Spending on business travel could remain strong, despite the very real threat of a global recession.
This is according to HSBC chief economist of Australia, New Zealand
and global commodities, Paul Bloxham, who addressed an in-person and
virtual audience at Flight Centre Corporate’s recent Illuminate event in
Bloxham said the world was going to have a global economic slowdown
in 2023 and that this was already happening in some parts of the world.
With inflation in the US of around 8.5%, Europe 10%, Australia about
7.5%, and Asia starting to feel the impact of western households
reducing their spend on manufactured goods, as well as the higher cost
of living expenses, most analysts are predicting an economic global
downturn, if not a global recession.
Bloxham said the supply of manufactured goods had failed to keep up
with demand during the pandemic and that consecutive interest rate rises
in many countries was now resulting in people spending less. But the
good news for the travel sector, he said, is that there are high levels
of pent-up demand.
“A lot of people were saving money during the pandemic and now they
are wanting to spend this on experiences, particularly travel,” he said.
“They are no longer spending on a new television or computer but on
Bloxham added that while this was positive news for airlines and
hotels, those involved in meetings and events could be forced to reduce
or slow their spend, particularly those based in Europe, with consumers
and businesses impacted by the ongoing war in Ukraine and significantly
higher energy prices.
“The economy is going to slow down [but] my sense is that some
[money] will still get allocated to travel,” he said. “The local story
[in Australia and Asia] is the consumer base hasn’t done much and they
want to travel.”
He added that the high USD could also be a positive for Australia and
Asia and could result in more travellers coming to these regions from
APAC general manager of FCM Consulting, Felicity Burke, also speaking
at the event, said that by the end of Q4 2022, there will be 15% less
available airline seats globally than there were in 2019. Less seats,
combined with higher fuel prices for airlines, will result in higher
priced tickets. Burke added that hotel room rates are also expected to
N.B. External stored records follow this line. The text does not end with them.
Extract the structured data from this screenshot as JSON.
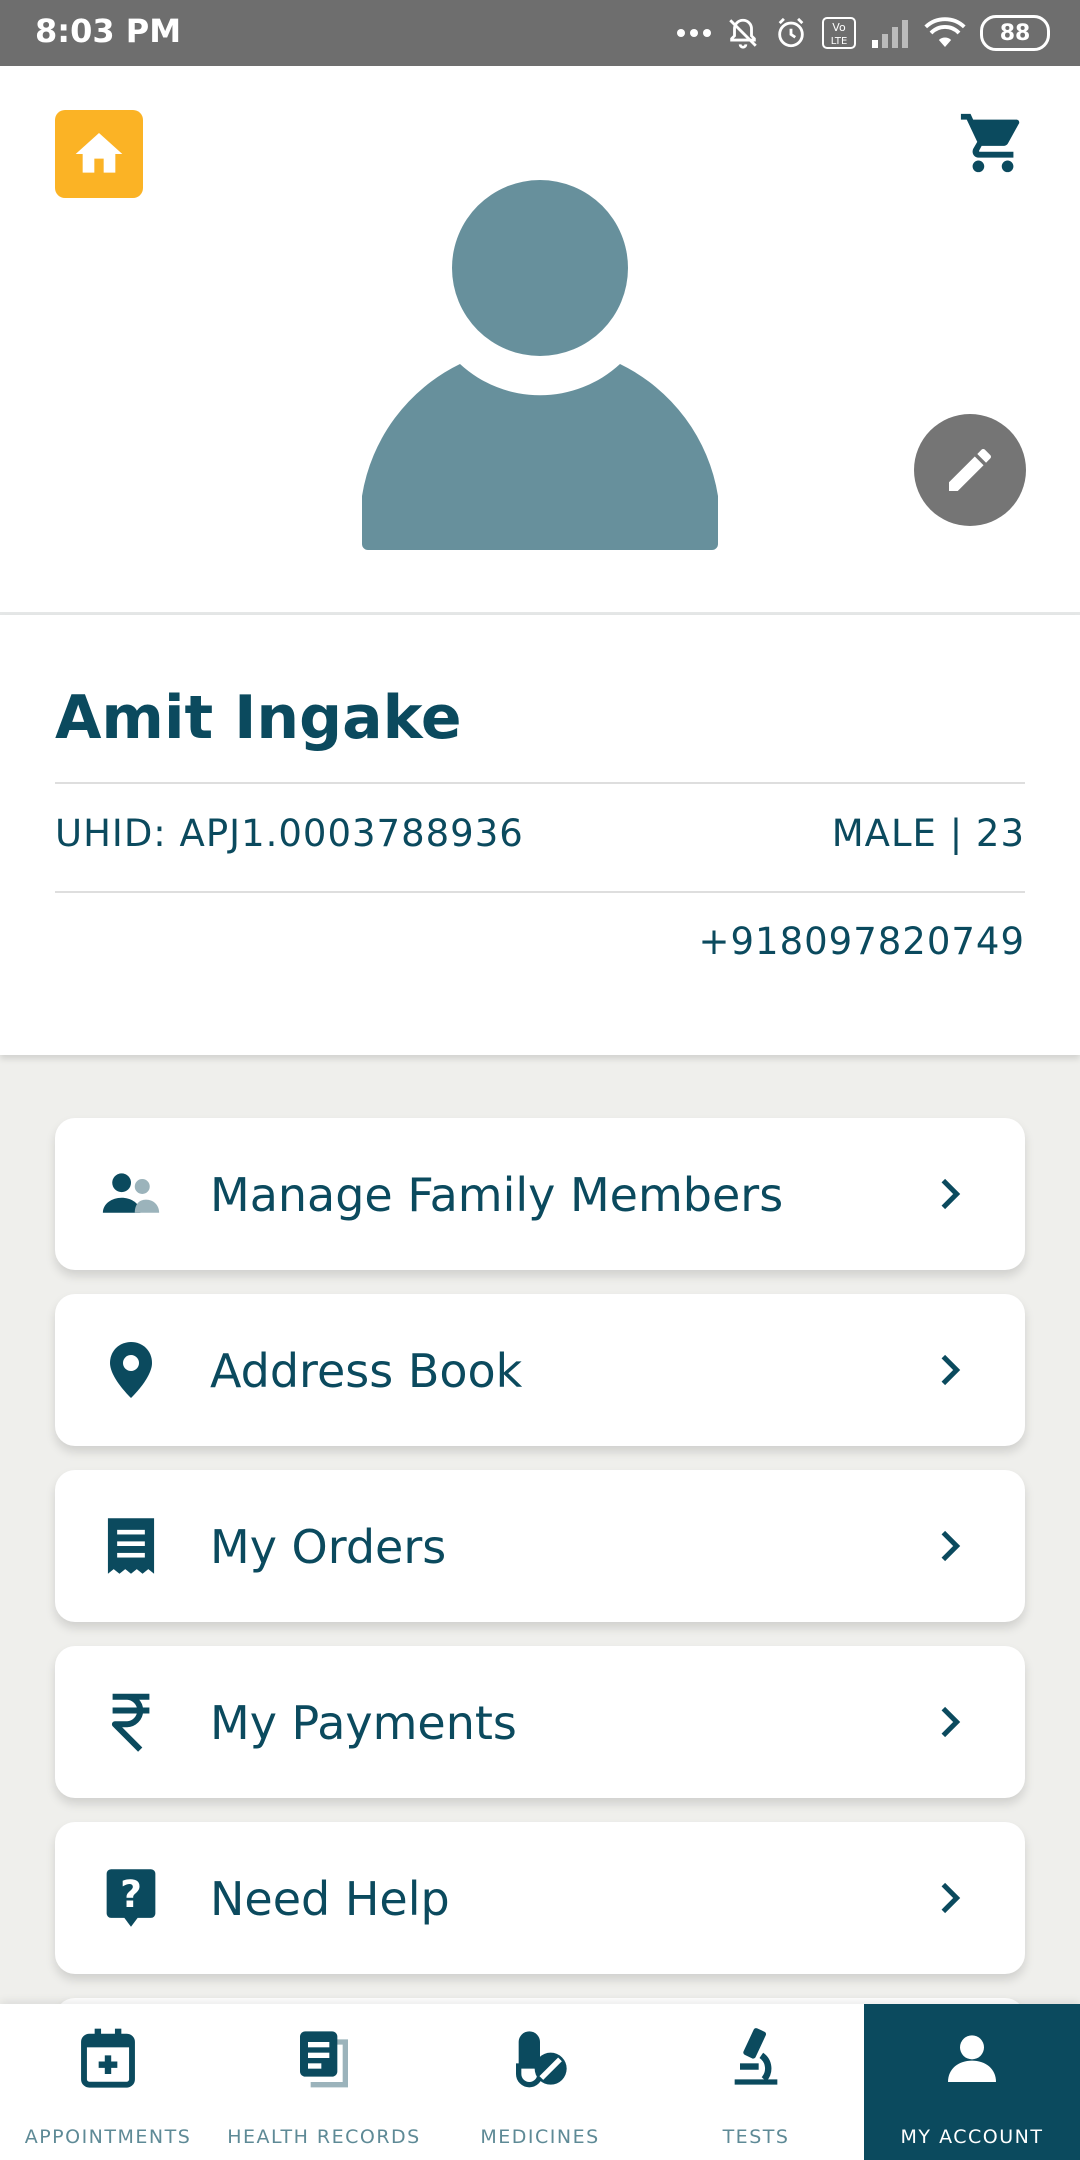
{
  "status_bar": {
    "time": "8:03 PM",
    "battery": "88"
  },
  "profile": {
    "name": "Amit Ingake",
    "uhid": "UHID: APJ1.0003788936",
    "gender_age": "MALE | 23",
    "phone": "+918097820749"
  },
  "menu": [
    {
      "label": "Manage Family Members",
      "icon": "family-icon"
    },
    {
      "label": "Address Book",
      "icon": "location-pin-icon"
    },
    {
      "label": "My Orders",
      "icon": "receipt-icon"
    },
    {
      "label": "My Payments",
      "icon": "rupee-icon"
    },
    {
      "label": "Need Help",
      "icon": "help-icon"
    }
  ],
  "bottom_nav": [
    {
      "label": "APPOINTMENTS",
      "icon": "calendar-plus-icon"
    },
    {
      "label": "HEALTH RECORDS",
      "icon": "health-records-icon"
    },
    {
      "label": "MEDICINES",
      "icon": "medicine-icon"
    },
    {
      "label": "TESTS",
      "icon": "microscope-icon"
    },
    {
      "label": "MY ACCOUNT",
      "icon": "account-icon",
      "active": true
    }
  ],
  "colors": {
    "primary": "#0b4a5e",
    "accent": "#fbb325",
    "avatar": "#67909c",
    "edit_button": "#757575",
    "nav_inactive": "#5e8a96"
  }
}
rise globally in 2023.
One potential counter to these higher prices could be a greater use
of technology within hotels, according to Andrew Gallard, general
manager corporate of FCTG Global Land Supply Division, who also spoke at
He said hotels are already adopting automated services, which could
help reduce costs, and there was the real possibility that this will
grow in coming years.
“QR codes on menus, digital checkouts accessible on television
screens, room service ordering on TVs – the opportunity for change is
happening,” he said. “It will come down to customer choice and whether
they want a completely touch-free experience.”